High Court dismisses challenges to demolish 19th-century house in Howth

Site was granted permission for 32-apartment scheme by An Bord Pleanála

The judge rejected claims that An Bord Pleanála failed to recognise that demolishing Graymount House in Howth would contravene a local development plan

The High Court has dismissed two challenges to permission for a 32-apartment development requiring the demolition of a 19th-century property in Howth, Dublin.

In a ruling on Friday, Mr Justice Anthony Barr rejected claims that An Bord Pleanála failed to recognise that demolishing Graymount House would contravene a local development plan objective to retain historic building stock.

The judge noted the board’s inspector observed the house was in poor condition with few original features left and inappropriate additions made to it over the years. The inspector had concluded the house did not contribute substantially to the character of the area, said Mr Justice Barr.

The judge was satisfied the inspector could decide that the building, while of some antiquity, was not deserving of protection.


Mr Justice Barr rejected all grounds of challenge advanced by Graymount House Action Group and Howth residents Aoife Grimes and Darragh Richardson.
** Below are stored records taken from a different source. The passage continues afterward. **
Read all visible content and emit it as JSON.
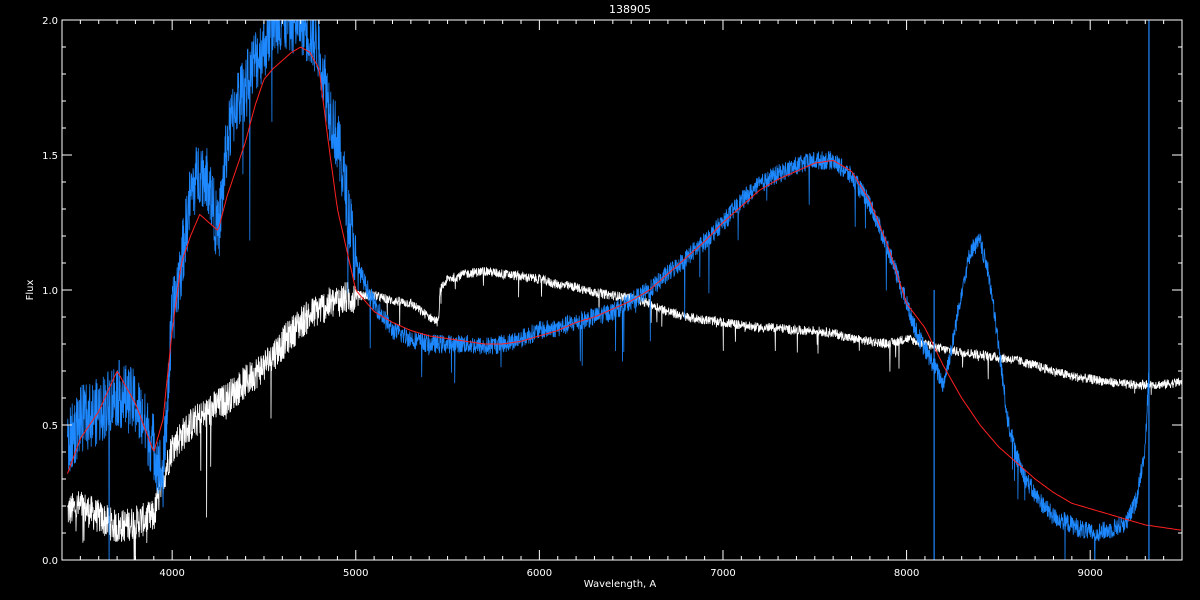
{
  "chart_data": {
    "type": "line",
    "title": "138905",
    "xlabel": "Wavelength, A",
    "ylabel": "Flux",
    "xlim": [
      3400,
      9500
    ],
    "ylim": [
      0.0,
      2.0
    ],
    "x_ticks": [
      4000,
      5000,
      6000,
      7000,
      8000,
      9000
    ],
    "x_tick_labels": [
      "4000",
      "5000",
      "6000",
      "7000",
      "8000",
      "9000"
    ],
    "y_ticks": [
      0.0,
      0.5,
      1.0,
      1.5,
      2.0
    ],
    "y_tick_labels": [
      "0.0",
      "0.5",
      "1.0",
      "1.5",
      "2.0"
    ],
    "grid": false,
    "background": "#000000",
    "series": [
      {
        "color": "#ffffff",
        "noise": 0.07,
        "x": [
          3430,
          3500,
          3600,
          3700,
          3800,
          3900,
          3950,
          4000,
          4100,
          4200,
          4300,
          4400,
          4500,
          4600,
          4700,
          4800,
          4900,
          5000,
          5100,
          5200,
          5300,
          5400,
          5450,
          5460,
          5500,
          5600,
          5700,
          5800,
          5900,
          6000,
          6100,
          6200,
          6300,
          6400,
          6500,
          6600,
          6700,
          6800,
          6900,
          7000,
          7100,
          7200,
          7300,
          7400,
          7500,
          7600,
          7650,
          7700,
          7800,
          7900,
          8000,
          8100,
          8200,
          8300,
          8400,
          8500,
          8600,
          8700,
          8800,
          8900,
          9000,
          9100,
          9200,
          9300,
          9400,
          9500
        ],
        "y": [
          0.18,
          0.2,
          0.16,
          0.12,
          0.14,
          0.16,
          0.3,
          0.42,
          0.5,
          0.55,
          0.6,
          0.66,
          0.72,
          0.8,
          0.88,
          0.93,
          0.96,
          0.98,
          0.98,
          0.96,
          0.95,
          0.9,
          0.88,
          1.0,
          1.04,
          1.06,
          1.07,
          1.06,
          1.05,
          1.04,
          1.02,
          1.01,
          0.99,
          0.98,
          0.97,
          0.95,
          0.92,
          0.9,
          0.89,
          0.88,
          0.87,
          0.86,
          0.86,
          0.85,
          0.85,
          0.84,
          0.83,
          0.82,
          0.81,
          0.8,
          0.82,
          0.8,
          0.78,
          0.77,
          0.76,
          0.75,
          0.74,
          0.72,
          0.7,
          0.68,
          0.67,
          0.66,
          0.65,
          0.65,
          0.65,
          0.66
        ]
      },
      {
        "color": "#1e88ff",
        "noise": 0.14,
        "x": [
          3430,
          3500,
          3600,
          3700,
          3800,
          3900,
          3950,
          4000,
          4050,
          4100,
          4150,
          4200,
          4250,
          4300,
          4350,
          4400,
          4450,
          4500,
          4550,
          4600,
          4650,
          4700,
          4750,
          4800,
          4850,
          4900,
          4950,
          5000,
          5100,
          5200,
          5300,
          5400,
          5500,
          5600,
          5700,
          5800,
          5900,
          6000,
          6100,
          6200,
          6300,
          6400,
          6500,
          6600,
          6700,
          6800,
          6900,
          7000,
          7100,
          7200,
          7300,
          7400,
          7500,
          7600,
          7700,
          7800,
          7900,
          8000,
          8050,
          8100,
          8150,
          8200,
          8250,
          8300,
          8350,
          8400,
          8450,
          8500,
          8550,
          8600,
          8650,
          8700,
          8800,
          8900,
          9000,
          9100,
          9200,
          9250,
          9300,
          9320
        ],
        "y": [
          0.42,
          0.52,
          0.55,
          0.62,
          0.58,
          0.42,
          0.3,
          0.9,
          1.1,
          1.35,
          1.45,
          1.4,
          1.2,
          1.55,
          1.7,
          1.75,
          1.85,
          1.9,
          2.0,
          2.0,
          2.0,
          2.0,
          1.95,
          1.9,
          1.7,
          1.55,
          1.35,
          1.1,
          0.95,
          0.85,
          0.82,
          0.8,
          0.8,
          0.8,
          0.79,
          0.8,
          0.82,
          0.85,
          0.86,
          0.88,
          0.9,
          0.92,
          0.96,
          1.0,
          1.06,
          1.12,
          1.18,
          1.25,
          1.33,
          1.39,
          1.43,
          1.46,
          1.48,
          1.48,
          1.42,
          1.32,
          1.15,
          0.95,
          0.85,
          0.78,
          0.72,
          0.65,
          0.8,
          1.0,
          1.15,
          1.18,
          1.05,
          0.8,
          0.52,
          0.38,
          0.3,
          0.24,
          0.16,
          0.13,
          0.1,
          0.11,
          0.14,
          0.22,
          0.42,
          0.7
        ]
      },
      {
        "color": "#ff2020",
        "noise": 0.0,
        "x": [
          3430,
          3500,
          3600,
          3700,
          3800,
          3900,
          3950,
          4000,
          4050,
          4100,
          4150,
          4200,
          4250,
          4300,
          4350,
          4400,
          4450,
          4500,
          4550,
          4600,
          4650,
          4700,
          4750,
          4800,
          4850,
          4900,
          4950,
          5000,
          5100,
          5200,
          5300,
          5400,
          5500,
          5600,
          5700,
          5800,
          5900,
          6000,
          6100,
          6200,
          6300,
          6400,
          6500,
          6600,
          6700,
          6800,
          6900,
          7000,
          7100,
          7200,
          7300,
          7400,
          7500,
          7600,
          7700,
          7800,
          7900,
          8000,
          8100,
          8200,
          8300,
          8400,
          8500,
          8600,
          8700,
          8800,
          8900,
          9000,
          9100,
          9200,
          9300,
          9400,
          9500
        ],
        "y": [
          0.32,
          0.45,
          0.55,
          0.7,
          0.58,
          0.4,
          0.52,
          0.85,
          1.1,
          1.2,
          1.28,
          1.25,
          1.22,
          1.35,
          1.45,
          1.55,
          1.68,
          1.78,
          1.82,
          1.85,
          1.88,
          1.9,
          1.88,
          1.82,
          1.55,
          1.3,
          1.15,
          1.0,
          0.92,
          0.88,
          0.85,
          0.83,
          0.82,
          0.81,
          0.8,
          0.8,
          0.81,
          0.83,
          0.85,
          0.88,
          0.9,
          0.93,
          0.96,
          1.0,
          1.06,
          1.12,
          1.18,
          1.25,
          1.31,
          1.37,
          1.41,
          1.44,
          1.47,
          1.48,
          1.44,
          1.33,
          1.16,
          0.95,
          0.86,
          0.72,
          0.6,
          0.5,
          0.42,
          0.36,
          0.3,
          0.25,
          0.21,
          0.19,
          0.17,
          0.15,
          0.13,
          0.12,
          0.11
        ]
      }
    ],
    "spikes": [
      {
        "color": "#1e88ff",
        "x": 8150,
        "y0": 0.0,
        "y1": 1.0
      },
      {
        "color": "#1e88ff",
        "x": 9320,
        "y0": 0.0,
        "y1": 2.0
      }
    ]
  }
}
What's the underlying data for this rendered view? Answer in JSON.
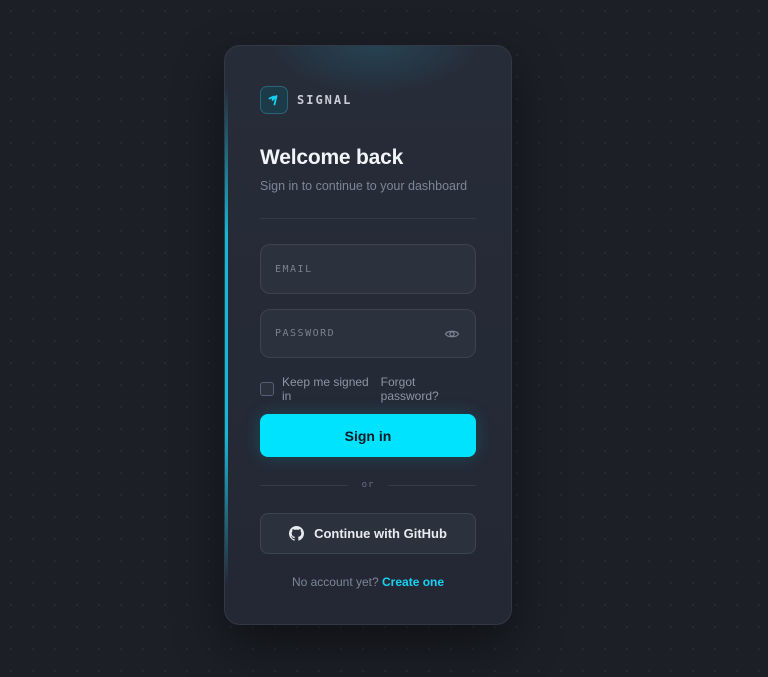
{
  "brand": {
    "name": "SIGNAL",
    "logo_icon": "signal-bolt-icon"
  },
  "header": {
    "title": "Welcome back",
    "subtitle": "Sign in to continue to your dashboard"
  },
  "form": {
    "email": {
      "placeholder": "EMAIL",
      "value": ""
    },
    "password": {
      "placeholder": "PASSWORD",
      "value": "",
      "toggle_icon": "eye-icon"
    },
    "remember_label": "Keep me signed in",
    "remember_checked": false,
    "forgot_label": "Forgot password?",
    "submit_label": "Sign in"
  },
  "divider_text": "or",
  "oauth": {
    "github_label": "Continue with GitHub",
    "github_icon": "github-icon"
  },
  "footer": {
    "prompt": "No account yet?",
    "link_label": "Create one"
  },
  "colors": {
    "accent": "#00e3ff",
    "background": "#1c1f26",
    "card": "#262c38"
  }
}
Together they asked the court to quash An Bord Pleanála’s approval for the demolition to make way for a four-storey block at Dungriffin Road.

Christian Morris, of Claremont Road, Howth, brought a separate judicial review over the same decision of the board to grant approval to Trafalgar Capital Ltd.

Fingal County Council had earlier approved the project, but this was appealed by third parties.

Mr Justice Barr dismissed all grounds of challenge on Friday.

Among their claims was that the density of the development was too high, as it was 1.6km away from Howth Dart station and an exception to typical density restrictions only applies to projects based within 1.5km of a Dart station.

Mr Justice Barr said this was not a sustainable basis for striking down the permission. Guidelines can be “general in nature” and do not require “rigid or slavish adherence”, he said.

He was also unconvinced by the claim that An Bord Pleanála did not adequately consider alleged traffic hazards posed by the development, particularly in relation to narrow footpaths in the area.

He said the board’s inspector reached a logical and rational conclusion on the uncontroverted expert evidence about the level of traffic likely to be generated. He said the applicant’s proposition was “untenable” given the “almost negligible impact of the traffic” from the development at peak hours.

Mr Justice Barr dismissed all of the other grounds advanced by the Graymount Group, Mr Richardson, of Thormanby Lawns, and Ms Grimes, of Dungriffin Road. Mr Morris, legally representing himself, had adopted the submissions made by the other challengers but argued additional legal grounds, which the judge also dismissed.

Ellen O'Riordan

Ellen O'Riordan

Ellen O'Riordan is High Court Reporter with The Irish Times